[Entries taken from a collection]
---------------

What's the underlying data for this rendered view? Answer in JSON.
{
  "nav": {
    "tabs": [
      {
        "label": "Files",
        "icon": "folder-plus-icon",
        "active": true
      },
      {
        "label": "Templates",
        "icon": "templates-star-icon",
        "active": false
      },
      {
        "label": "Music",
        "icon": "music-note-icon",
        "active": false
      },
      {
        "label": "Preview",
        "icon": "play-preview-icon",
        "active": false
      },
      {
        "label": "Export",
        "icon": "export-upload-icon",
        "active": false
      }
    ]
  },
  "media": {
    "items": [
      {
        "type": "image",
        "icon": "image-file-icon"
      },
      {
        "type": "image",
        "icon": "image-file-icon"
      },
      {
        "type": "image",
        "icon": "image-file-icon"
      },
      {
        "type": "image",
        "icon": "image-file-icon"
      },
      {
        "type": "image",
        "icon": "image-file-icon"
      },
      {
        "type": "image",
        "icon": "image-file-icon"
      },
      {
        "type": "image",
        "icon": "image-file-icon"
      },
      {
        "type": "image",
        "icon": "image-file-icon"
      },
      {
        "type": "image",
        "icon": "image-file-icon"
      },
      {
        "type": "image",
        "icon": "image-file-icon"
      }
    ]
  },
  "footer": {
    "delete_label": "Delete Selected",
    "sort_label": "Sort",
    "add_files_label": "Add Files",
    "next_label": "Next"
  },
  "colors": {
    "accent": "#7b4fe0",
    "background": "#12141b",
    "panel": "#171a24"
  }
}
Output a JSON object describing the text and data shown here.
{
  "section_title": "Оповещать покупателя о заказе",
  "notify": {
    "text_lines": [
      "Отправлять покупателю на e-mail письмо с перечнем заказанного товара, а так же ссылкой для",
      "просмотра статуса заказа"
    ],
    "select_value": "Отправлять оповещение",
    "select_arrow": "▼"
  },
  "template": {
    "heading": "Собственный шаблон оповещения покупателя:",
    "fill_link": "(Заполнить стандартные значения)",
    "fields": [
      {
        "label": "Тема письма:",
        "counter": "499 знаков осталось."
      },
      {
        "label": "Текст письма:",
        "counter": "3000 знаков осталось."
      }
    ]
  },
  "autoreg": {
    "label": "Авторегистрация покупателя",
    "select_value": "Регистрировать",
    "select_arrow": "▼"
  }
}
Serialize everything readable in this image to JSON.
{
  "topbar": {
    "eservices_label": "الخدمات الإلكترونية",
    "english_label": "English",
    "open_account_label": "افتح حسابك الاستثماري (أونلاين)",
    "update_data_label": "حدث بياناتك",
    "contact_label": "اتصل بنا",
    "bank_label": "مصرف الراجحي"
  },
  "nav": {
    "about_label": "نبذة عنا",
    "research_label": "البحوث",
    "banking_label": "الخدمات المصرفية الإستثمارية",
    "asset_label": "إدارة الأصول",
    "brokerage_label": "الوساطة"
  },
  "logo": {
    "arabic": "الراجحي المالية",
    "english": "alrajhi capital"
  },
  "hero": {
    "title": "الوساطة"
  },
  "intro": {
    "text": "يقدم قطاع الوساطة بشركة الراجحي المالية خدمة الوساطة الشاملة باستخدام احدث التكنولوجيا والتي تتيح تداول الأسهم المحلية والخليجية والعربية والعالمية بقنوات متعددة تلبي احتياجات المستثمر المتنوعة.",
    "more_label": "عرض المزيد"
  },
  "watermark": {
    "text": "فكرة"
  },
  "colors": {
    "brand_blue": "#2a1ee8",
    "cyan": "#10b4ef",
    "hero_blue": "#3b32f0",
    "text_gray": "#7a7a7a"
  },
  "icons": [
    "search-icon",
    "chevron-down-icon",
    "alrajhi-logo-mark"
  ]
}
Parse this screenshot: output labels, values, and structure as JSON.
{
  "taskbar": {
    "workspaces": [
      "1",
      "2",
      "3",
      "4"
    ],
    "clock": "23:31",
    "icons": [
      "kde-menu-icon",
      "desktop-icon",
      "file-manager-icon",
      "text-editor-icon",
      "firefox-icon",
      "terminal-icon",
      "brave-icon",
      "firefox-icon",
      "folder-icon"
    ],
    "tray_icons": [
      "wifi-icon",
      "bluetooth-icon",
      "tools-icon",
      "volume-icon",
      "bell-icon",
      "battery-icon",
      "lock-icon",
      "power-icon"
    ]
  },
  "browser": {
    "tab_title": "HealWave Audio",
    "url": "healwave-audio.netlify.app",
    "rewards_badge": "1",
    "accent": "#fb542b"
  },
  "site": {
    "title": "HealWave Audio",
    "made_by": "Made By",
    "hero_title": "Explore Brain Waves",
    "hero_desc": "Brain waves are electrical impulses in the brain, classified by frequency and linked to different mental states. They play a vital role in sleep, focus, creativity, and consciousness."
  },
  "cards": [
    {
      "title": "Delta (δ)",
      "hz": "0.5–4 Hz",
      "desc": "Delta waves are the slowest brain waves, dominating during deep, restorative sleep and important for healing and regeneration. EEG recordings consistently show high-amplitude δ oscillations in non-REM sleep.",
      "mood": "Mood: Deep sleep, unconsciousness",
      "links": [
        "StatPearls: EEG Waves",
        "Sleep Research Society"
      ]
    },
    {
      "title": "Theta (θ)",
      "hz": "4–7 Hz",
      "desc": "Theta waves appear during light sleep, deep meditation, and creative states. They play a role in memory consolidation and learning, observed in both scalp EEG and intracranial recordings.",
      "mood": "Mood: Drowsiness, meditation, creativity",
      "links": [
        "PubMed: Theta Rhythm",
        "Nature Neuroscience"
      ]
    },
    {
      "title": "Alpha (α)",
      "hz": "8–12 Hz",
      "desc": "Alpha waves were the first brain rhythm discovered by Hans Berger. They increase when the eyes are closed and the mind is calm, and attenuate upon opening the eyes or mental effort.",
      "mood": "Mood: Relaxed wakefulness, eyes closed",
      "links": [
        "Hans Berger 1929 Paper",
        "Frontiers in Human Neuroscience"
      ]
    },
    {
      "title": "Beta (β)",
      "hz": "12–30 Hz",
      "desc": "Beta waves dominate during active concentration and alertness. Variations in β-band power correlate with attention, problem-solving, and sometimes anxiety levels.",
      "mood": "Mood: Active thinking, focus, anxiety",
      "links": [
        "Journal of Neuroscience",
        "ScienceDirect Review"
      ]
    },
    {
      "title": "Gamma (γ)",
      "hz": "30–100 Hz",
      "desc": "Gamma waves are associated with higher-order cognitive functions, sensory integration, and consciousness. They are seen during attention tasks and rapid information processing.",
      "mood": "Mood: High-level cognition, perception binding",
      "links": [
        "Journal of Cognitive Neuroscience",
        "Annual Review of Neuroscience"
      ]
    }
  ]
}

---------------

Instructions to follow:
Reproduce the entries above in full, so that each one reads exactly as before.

Answer to the problem:
What's the underlying data for this rendered view? Answer in JSON.
{
  "nav": {
    "tabs": [
      {
        "label": "Files",
        "icon": "folder-plus-icon",
        "active": true
      },
      {
        "label": "Templates",
        "icon": "templates-star-icon",
        "active": false
      },
      {
        "label": "Music",
        "icon": "music-note-icon",
        "active": false
      },
      {
        "label": "Preview",
        "icon": "play-preview-icon",
        "active": false
      },
      {
        "label": "Export",
        "icon": "export-upload-icon",
        "active": false
      }
    ]
  },
  "media": {
    "items": [
      {
        "type": "image",
        "icon": "image-file-icon"
      },
      {
        "type": "image",
        "icon": "image-file-icon"
      },
      {
        "type": "image",
        "icon": "image-file-icon"
      },
      {
        "type": "image",
        "icon": "image-file-icon"
      },
      {
        "type": "image",
        "icon": "image-file-icon"
      },
      {
        "type": "image",
        "icon": "image-file-icon"
      },
      {
        "type": "image",
        "icon": "image-file-icon"
      },
      {
        "type": "image",
        "icon": "image-file-icon"
      },
      {
        "type": "image",
        "icon": "image-file-icon"
      },
      {
        "type": "image",
        "icon": "image-file-icon"
      }
    ]
  },
  "footer": {
    "delete_label": "Delete Selected",
    "sort_label": "Sort",
    "add_files_label": "Add Files",
    "next_label": "Next"
  },
  "colors": {
    "accent": "#7b4fe0",
    "background": "#12141b",
    "panel": "#171a24"
  }
}
Output a JSON object describing the text and data shown here.
{
  "section_title": "Оповещать покупателя о заказе",
  "notify": {
    "text_lines": [
      "Отправлять покупателю на e-mail письмо с перечнем заказанного товара, а так же ссылкой для",
      "просмотра статуса заказа"
    ],
    "select_value": "Отправлять оповещение",
    "select_arrow": "▼"
  },
  "template": {
    "heading": "Собственный шаблон оповещения покупателя:",
    "fill_link": "(Заполнить стандартные значения)",
    "fields": [
      {
        "label": "Тема письма:",
        "counter": "499 знаков осталось."
      },
      {
        "label": "Текст письма:",
        "counter": "3000 знаков осталось."
      }
    ]
  },
  "autoreg": {
    "label": "Авторегистрация покупателя",
    "select_value": "Регистрировать",
    "select_arrow": "▼"
  }
}
Serialize everything readable in this image to JSON.
{
  "topbar": {
    "eservices_label": "الخدمات الإلكترونية",
    "english_label": "English",
    "open_account_label": "افتح حسابك الاستثماري (أونلاين)",
    "update_data_label": "حدث بياناتك",
    "contact_label": "اتصل بنا",
    "bank_label": "مصرف الراجحي"
  },
  "nav": {
    "about_label": "نبذة عنا",
    "research_label": "البحوث",
    "banking_label": "الخدمات المصرفية الإستثمارية",
    "asset_label": "إدارة الأصول",
    "brokerage_label": "الوساطة"
  },
  "logo": {
    "arabic": "الراجحي المالية",
    "english": "alrajhi capital"
  },
  "hero": {
    "title": "الوساطة"
  },
  "intro": {
    "text": "يقدم قطاع الوساطة بشركة الراجحي المالية خدمة الوساطة الشاملة باستخدام احدث التكنولوجيا والتي تتيح تداول الأسهم المحلية والخليجية والعربية والعالمية بقنوات متعددة تلبي احتياجات المستثمر المتنوعة.",
    "more_label": "عرض المزيد"
  },
  "watermark": {
    "text": "فكرة"
  },
  "colors": {
    "brand_blue": "#2a1ee8",
    "cyan": "#10b4ef",
    "hero_blue": "#3b32f0",
    "text_gray": "#7a7a7a"
  },
  "icons": [
    "search-icon",
    "chevron-down-icon",
    "alrajhi-logo-mark"
  ]
}
Parse this screenshot: output labels, values, and structure as JSON.
{
  "taskbar": {
    "workspaces": [
      "1",
      "2",
      "3",
      "4"
    ],
    "clock": "23:31",
    "icons": [
      "kde-menu-icon",
      "desktop-icon",
      "file-manager-icon",
      "text-editor-icon",
      "firefox-icon",
      "terminal-icon",
      "brave-icon",
      "firefox-icon",
      "folder-icon"
    ],
    "tray_icons": [
      "wifi-icon",
      "bluetooth-icon",
      "tools-icon",
      "volume-icon",
      "bell-icon",
      "battery-icon",
      "lock-icon",
      "power-icon"
    ]
  },
  "browser": {
    "tab_title": "HealWave Audio",
    "url": "healwave-audio.netlify.app",
    "rewards_badge": "1",
    "accent": "#fb542b"
  },
  "site": {
    "title": "HealWave Audio",
    "made_by": "Made By",
    "hero_title": "Explore Brain Waves",
    "hero_desc": "Brain waves are electrical impulses in the brain, classified by frequency and linked to different mental states. They play a vital role in sleep, focus, creativity, and consciousness."
  },
  "cards": [
    {
      "title": "Delta (δ)",
      "hz": "0.5–4 Hz",
      "desc": "Delta waves are the slowest brain waves, dominating during deep, restorative sleep and important for healing and regeneration. EEG recordings consistently show high-amplitude δ oscillations in non-REM sleep.",
      "mood": "Mood: Deep sleep, unconsciousness",
      "links": [
        "StatPearls: EEG Waves",
        "Sleep Research Society"
      ]
    },
    {
      "title": "Theta (θ)",
      "hz": "4–7 Hz",
      "desc": "Theta waves appear during light sleep, deep meditation, and creative states. They play a role in memory consolidation and learning, observed in both scalp EEG and intracranial recordings.",
      "mood": "Mood: Drowsiness, meditation, creativity",
      "links": [
        "PubMed: Theta Rhythm",
        "Nature Neuroscience"
      ]
    },
    {
      "title": "Alpha (α)",
      "hz": "8–12 Hz",
      "desc": "Alpha waves were the first brain rhythm discovered by Hans Berger. They increase when the eyes are closed and the mind is calm, and attenuate upon opening the eyes or mental effort.",
      "mood": "Mood: Relaxed wakefulness, eyes closed",
      "links": [
        "Hans Berger 1929 Paper",
        "Frontiers in Human Neuroscience"
      ]
    },
    {
      "title": "Beta (β)",
      "hz": "12–30 Hz",
      "desc": "Beta waves dominate during active concentration and alertness. Variations in β-band power correlate with attention, problem-solving, and sometimes anxiety levels.",
      "mood": "Mood: Active thinking, focus, anxiety",
      "links": [
        "Journal of Neuroscience",
        "ScienceDirect Review"
      ]
    },
    {
      "title": "Gamma (γ)",
      "hz": "30–100 Hz",
      "desc": "Gamma waves are associated with higher-order cognitive functions, sensory integration, and consciousness. They are seen during attention tasks and rapid information processing.",
      "mood": "Mood: High-level cognition, perception binding",
      "links": [
        "Journal of Cognitive Neuroscience",
        "Annual Review of Neuroscience"
      ]
    }
  ]
}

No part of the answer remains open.